A significant step has been taken toward protecting the Upper Mississippi River above the Twin Cities from invasive carp.
President Barack Obama signed legislation Tuesday, June 10, that will close the Upper St. Anthony Falls lock to boat traffic. Located in downtown Minneapolis, the lock is the northern-most navigational structure on the Mississippi River. Closure will help keep invasive carp, such as bighead and silver carp, from reaching Mille Lacs Lake and other important waters north of the Twin Cities.
The Department of Natural Resources would like to thank Gov. Mark Dayton and Minnesota’s congressional members who supported this provision. They include Sens. Amy Klobuchar and Al Franken and Reps. Keith Ellison, Rick Nolan, Erik Paulsen and Tim Walz.
Klobuchar and Ellison were the original authors of the bill. Nolan played a critical role in getting the provision through the House committee process and championed it in conference committee.
Dayton has also been a leader in bringing the issue of invasive carp to the public’s attention and pursuing protections for Minnesota’s waters.
“Closing the Upper St. Anthony Falls lock is the single biggest and most important step Minnesota can take to keep invasive carp out of the Upper Mississippi River watershed, including Mille Lacs Lake,” said DNR Commissioner Tom Landwehr. “This will protect our local economies and outdoor heritage in the north-central part of the state.”
The DNR anticipates the U.S. Army Corps of Engineers and city of Minneapolis will work with affected parties to ensure timely and efficient closure. Under the new law, the Corps has up to one year to close the lock.
While lock closure will prevent carp from swimming upstream, there still exists the risk of humans introducing carp into the Upper Mississippi River watershed, despite the fact it is illegal to transport invasive carp. The DNR will continue its education and enforcement efforts to minimize this risk.
Landwehr said closing the lock will allow the DNR to reallocate its resources to other ongoing invasive carp prevention priorities.

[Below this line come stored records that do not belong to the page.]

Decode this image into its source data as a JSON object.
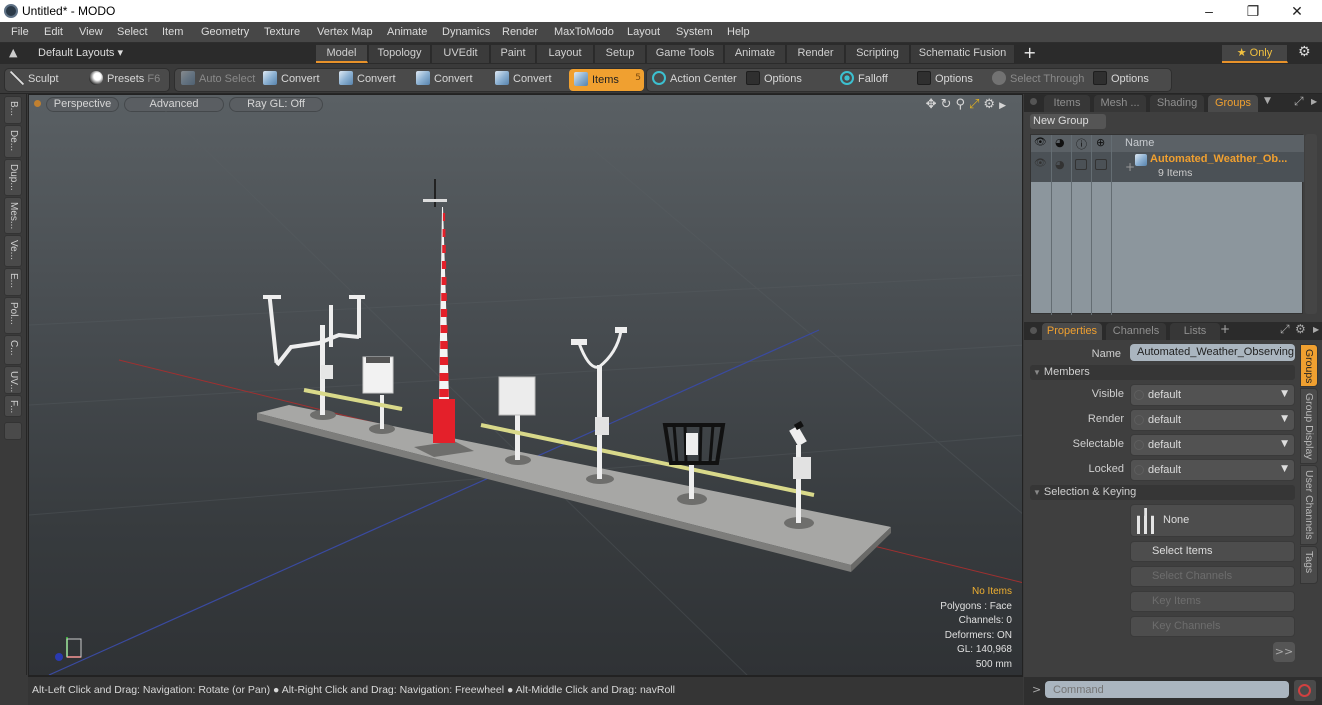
{
  "window": {
    "title": "Untitled* - MODO",
    "minimize": "–",
    "restore": "❐",
    "close": "✕"
  },
  "menu": [
    "File",
    "Edit",
    "View",
    "Select",
    "Item",
    "Geometry",
    "Texture",
    "Vertex Map",
    "Animate",
    "Dynamics",
    "Render",
    "MaxToModo",
    "Layout",
    "System",
    "Help"
  ],
  "layoutbar": {
    "default_layouts": "Default Layouts ▾",
    "tabs": [
      "Model",
      "Topology",
      "UVEdit",
      "Paint",
      "Layout",
      "Setup",
      "Game Tools",
      "Animate",
      "Render",
      "Scripting",
      "Schematic Fusion"
    ],
    "active_tab": "Model",
    "add": "+",
    "only": "★ Only",
    "gear": "⚙"
  },
  "toolbar": {
    "sculpt": "Sculpt",
    "presets": "Presets",
    "presets_key": "F6",
    "auto_select": "Auto Select",
    "convert1": "Convert",
    "convert2": "Convert",
    "convert3": "Convert",
    "convert4": "Convert",
    "items": "Items",
    "items_key": "5",
    "action_center": "Action Center",
    "options1": "Options",
    "falloff": "Falloff",
    "options2": "Options",
    "select_through": "Select Through",
    "options3": "Options"
  },
  "left_tabs": [
    "B...",
    "De...",
    "Dup...",
    "Mes...",
    "Ve...",
    "E...",
    "Pol...",
    "C...",
    "UV...",
    "F..."
  ],
  "viewport": {
    "perspective": "Perspective",
    "advanced": "Advanced",
    "raygl": "Ray GL: Off",
    "info": {
      "items": "No Items",
      "polygons": "Polygons : Face",
      "channels": "Channels: 0",
      "deformers": "Deformers: ON",
      "gl": "GL: 140,968",
      "scale": "500 mm"
    }
  },
  "status": "Alt-Left Click and Drag: Navigation: Rotate (or Pan) ● Alt-Right Click and Drag: Navigation: Freewheel ● Alt-Middle Click and Drag: navRoll",
  "groups_panel": {
    "tabs": [
      "Items",
      "Mesh ...",
      "Shading",
      "Groups"
    ],
    "active_tab": "Groups",
    "new_group": "New Group",
    "col_name": "Name",
    "group_name": "Automated_Weather_Ob...",
    "group_count": "9 Items"
  },
  "properties_panel": {
    "tabs": [
      "Properties",
      "Channels",
      "Lists"
    ],
    "active_tab": "Properties",
    "add": "+",
    "name_label": "Name",
    "name_value": "Automated_Weather_Observing",
    "members_section": "Members",
    "rows": [
      {
        "label": "Visible",
        "value": "default"
      },
      {
        "label": "Render",
        "value": "default"
      },
      {
        "label": "Selectable",
        "value": "default"
      },
      {
        "label": "Locked",
        "value": "default"
      }
    ],
    "selection_section": "Selection & Keying",
    "none_label": "None",
    "select_items": "Select Items",
    "select_channels": "Select Channels",
    "key_items": "Key Items",
    "key_channels": "Key Channels",
    "more": ">>",
    "side_tabs": [
      "Groups",
      "Group Display",
      "User Channels",
      "Tags"
    ],
    "active_side_tab": "Groups"
  },
  "command": {
    "prompt": ">",
    "placeholder": "Command"
  },
  "colors": {
    "accent": "#f0a030",
    "panel": "#3f3f3f",
    "list_bg": "#8c969d"
  }
}
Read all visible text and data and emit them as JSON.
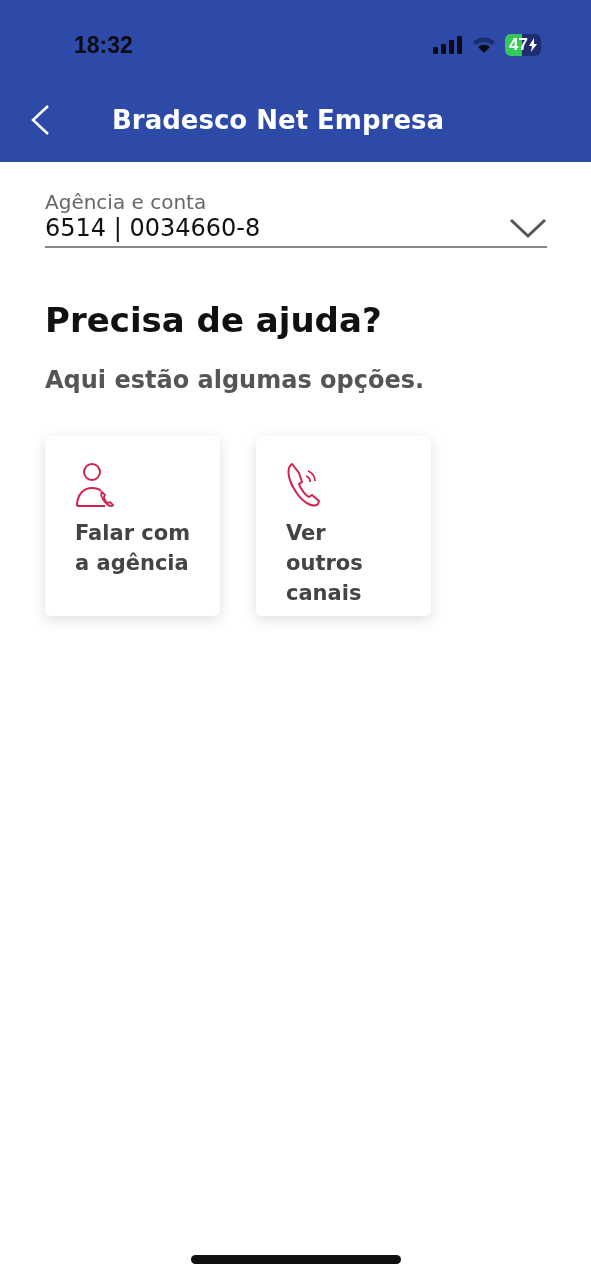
{
  "status_bar": {
    "time": "18:32",
    "battery": "47"
  },
  "header": {
    "title": "Bradesco Net Empresa"
  },
  "account": {
    "label": "Agência e conta",
    "value": "6514 | 0034660-8"
  },
  "heading": "Precisa de ajuda?",
  "subheading": "Aqui estão algumas opções.",
  "options": [
    {
      "kind": "agency",
      "label": "Falar com a agência"
    },
    {
      "kind": "channels",
      "label": "Ver outros canais"
    }
  ]
}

Those efforts include: creating several barrier projects in southwestern Minnesota to keep invasive carp from coming in through the Missouri River system; and working with the University of Minnesota Invasive Species Research Center to limit or slow the carps’ spread through the lower locks and dams to protect other parts of the Mississippi River and important tributaries like the St. Croix and Minnesota rivers.